guide to select resource for historical research, including online digital collections, and print and microform collections in the Blume Library, including primary sources

What is a primary source?

A primary source is a first hand account of an event and/or an object or document created by a person or in a place being researched.

Primary sources are contextual.  So, for instance, a newspaper article may be primary source for one topic (an first hand account from the time being studied) OR if could be a secondary source (discussion of an event that occurred in the past). There is nothing inherent in a document that makes it a primary or secondary source. The content, not the format/container, determines if a item is a primary source for your topic.

This guide lists a variety of primary source types that can be found online, at the Blume Library, and in the San Antonio - Austin area.

"Primary sources are 'original' materials that provide you with the 'raw data' or evidence you will use to develop, test, and ultimately justify your hypothesis or claim. What kinds of material count as primary sources vary significantly by field.

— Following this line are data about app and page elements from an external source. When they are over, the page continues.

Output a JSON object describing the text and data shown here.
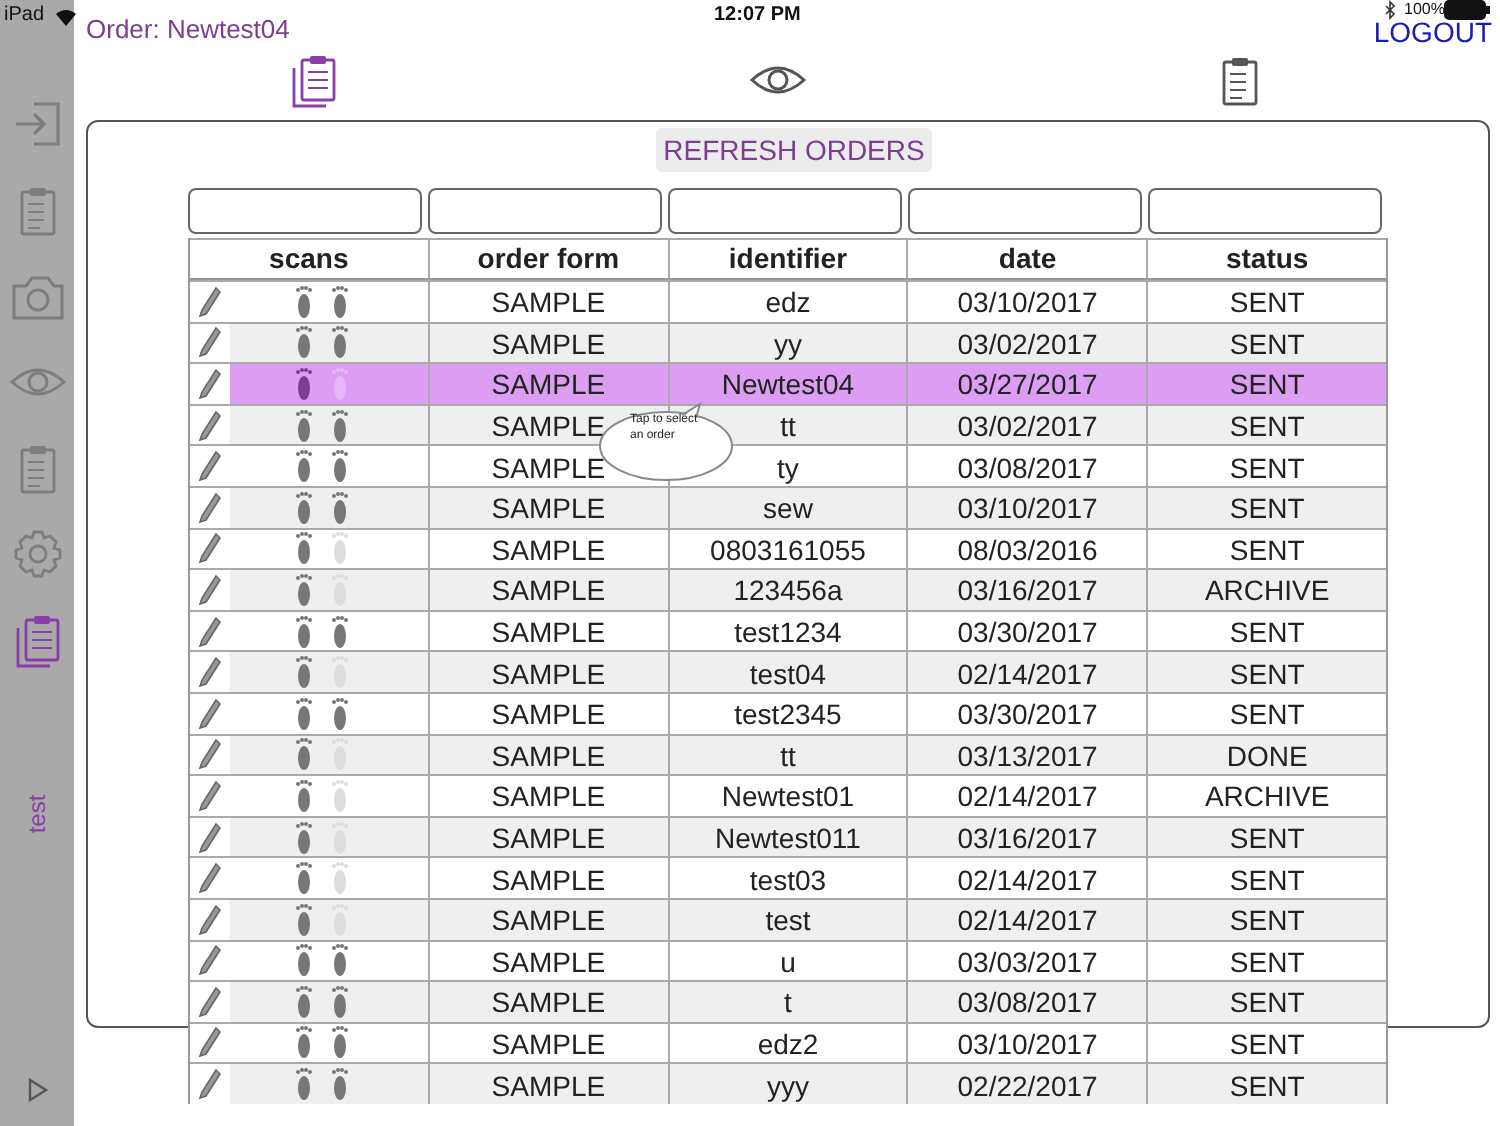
{
  "status_bar": {
    "device": "iPad",
    "time": "12:07 PM",
    "battery": "100%"
  },
  "order_title": "Order: Newtest04",
  "logout": "LOGOUT",
  "toolbar": [
    {
      "kind": "stack",
      "selected": true
    },
    {
      "kind": "eye",
      "selected": false
    },
    {
      "kind": "clipboard",
      "selected": false
    }
  ],
  "sidebar": {
    "items": [
      {
        "kind": "signin",
        "selected": false
      },
      {
        "kind": "clipboard",
        "selected": false
      },
      {
        "kind": "camera",
        "selected": false
      },
      {
        "kind": "eye",
        "selected": false
      },
      {
        "kind": "clipboard",
        "selected": false
      },
      {
        "kind": "gear",
        "selected": false
      },
      {
        "kind": "stack",
        "selected": true
      }
    ],
    "user": "test"
  },
  "refresh_button": "REFRESH ORDERS",
  "table": {
    "columns": [
      "scans",
      "order form",
      "identifier",
      "date",
      "status"
    ],
    "rows": [
      {
        "order_form": "SAMPLE",
        "identifier": "edz",
        "date": "03/10/2017",
        "status": "SENT",
        "right_scan": true,
        "selected": false
      },
      {
        "order_form": "SAMPLE",
        "identifier": "yy",
        "date": "03/02/2017",
        "status": "SENT",
        "right_scan": true,
        "selected": false
      },
      {
        "order_form": "SAMPLE",
        "identifier": "Newtest04",
        "date": "03/27/2017",
        "status": "SENT",
        "right_scan": false,
        "selected": true
      },
      {
        "order_form": "SAMPLE",
        "identifier": "tt",
        "date": "03/02/2017",
        "status": "SENT",
        "right_scan": true,
        "selected": false
      },
      {
        "order_form": "SAMPLE",
        "identifier": "ty",
        "date": "03/08/2017",
        "status": "SENT",
        "right_scan": true,
        "selected": false
      },
      {
        "order_form": "SAMPLE",
        "identifier": "sew",
        "date": "03/10/2017",
        "status": "SENT",
        "right_scan": true,
        "selected": false
      },
      {
        "order_form": "SAMPLE",
        "identifier": "0803161055",
        "date": "08/03/2016",
        "status": "SENT",
        "right_scan": false,
        "selected": false
      },
      {
        "order_form": "SAMPLE",
        "identifier": "123456a",
        "date": "03/16/2017",
        "status": "ARCHIVE",
        "right_scan": false,
        "selected": false
      },
      {
        "order_form": "SAMPLE",
        "identifier": "test1234",
        "date": "03/30/2017",
        "status": "SENT",
        "right_scan": true,
        "selected": false
      },
      {
        "order_form": "SAMPLE",
        "identifier": "test04",
        "date": "02/14/2017",
        "status": "SENT",
        "right_scan": false,
        "selected": false
      },
      {
        "order_form": "SAMPLE",
        "identifier": "test2345",
        "date": "03/30/2017",
        "status": "SENT",
        "right_scan": true,
        "selected": false
      },
      {
        "order_form": "SAMPLE",
        "identifier": "tt",
        "date": "03/13/2017",
        "status": "DONE",
        "right_scan": false,
        "selected": false
      },
      {
        "order_form": "SAMPLE",
        "identifier": "Newtest01",
        "date": "02/14/2017",
        "status": "ARCHIVE",
        "right_scan": false,
        "selected": false
      },
      {
        "order_form": "SAMPLE",
        "identifier": "Newtest011",
        "date": "03/16/2017",
        "status": "SENT",
        "right_scan": false,
        "selected": false
      },
      {
        "order_form": "SAMPLE",
        "identifier": "test03",
        "date": "02/14/2017",
        "status": "SENT",
        "right_scan": false,
        "selected": false
      },
      {
        "order_form": "SAMPLE",
        "identifier": "test",
        "date": "02/14/2017",
        "status": "SENT",
        "right_scan": false,
        "selected": false
      },
      {
        "order_form": "SAMPLE",
        "identifier": "u",
        "date": "03/03/2017",
        "status": "SENT",
        "right_scan": true,
        "selected": false
      },
      {
        "order_form": "SAMPLE",
        "identifier": "t",
        "date": "03/08/2017",
        "status": "SENT",
        "right_scan": true,
        "selected": false
      },
      {
        "order_form": "SAMPLE",
        "identifier": "edz2",
        "date": "03/10/2017",
        "status": "SENT",
        "right_scan": true,
        "selected": false
      },
      {
        "order_form": "SAMPLE",
        "identifier": "yyy",
        "date": "02/22/2017",
        "status": "SENT",
        "right_scan": true,
        "selected": false
      }
    ]
  },
  "tooltip": "Tap to select an order"
}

In history, primary sources are artifacts or documents that come directly from the period or event you are studying: letters, diaries, objects, maps, even clothing." (Booth, Craft of Research, 4th ed., p. 66)

 

"Primary sources are items that are directly associated with the producer or user and the time period in which they were created. Examples include diaries, newspaper articles, government documents, clothing, photographs, oral interviews, and news broadcasts." (Presnell)

 

Find Primary Sources in WorldCat and the Blume Library

To find primary sources on you topic, try searching you topic (ex: witchcraft, slavery, Texas, Bexar, etc.) in combination with one of the following words:

Search Term When To Use It
sources generic term, often produces the most results
archive use with organizations, individuals and families
archival resources use with topics and geographic areas (counties, cities, etc.)
correspondence use with individuals, familes, classes of people, ethnic groups
diaries use with individuals and families
manuscripts use with individuals
notebooks, sketchbooks, etc. use with individuals
personal narratives use with names of events
personnel records use with organizations and military units
records and correspondence

use with organizations and groups

speeches, addresses, etc

use with individuals or groups

 

Example Search

A search in WorldCat.org or the Library Catalog on the terms "slaves and correspondence" finds books that includes primary source material on African Americans during the Civil War and Reconstruction.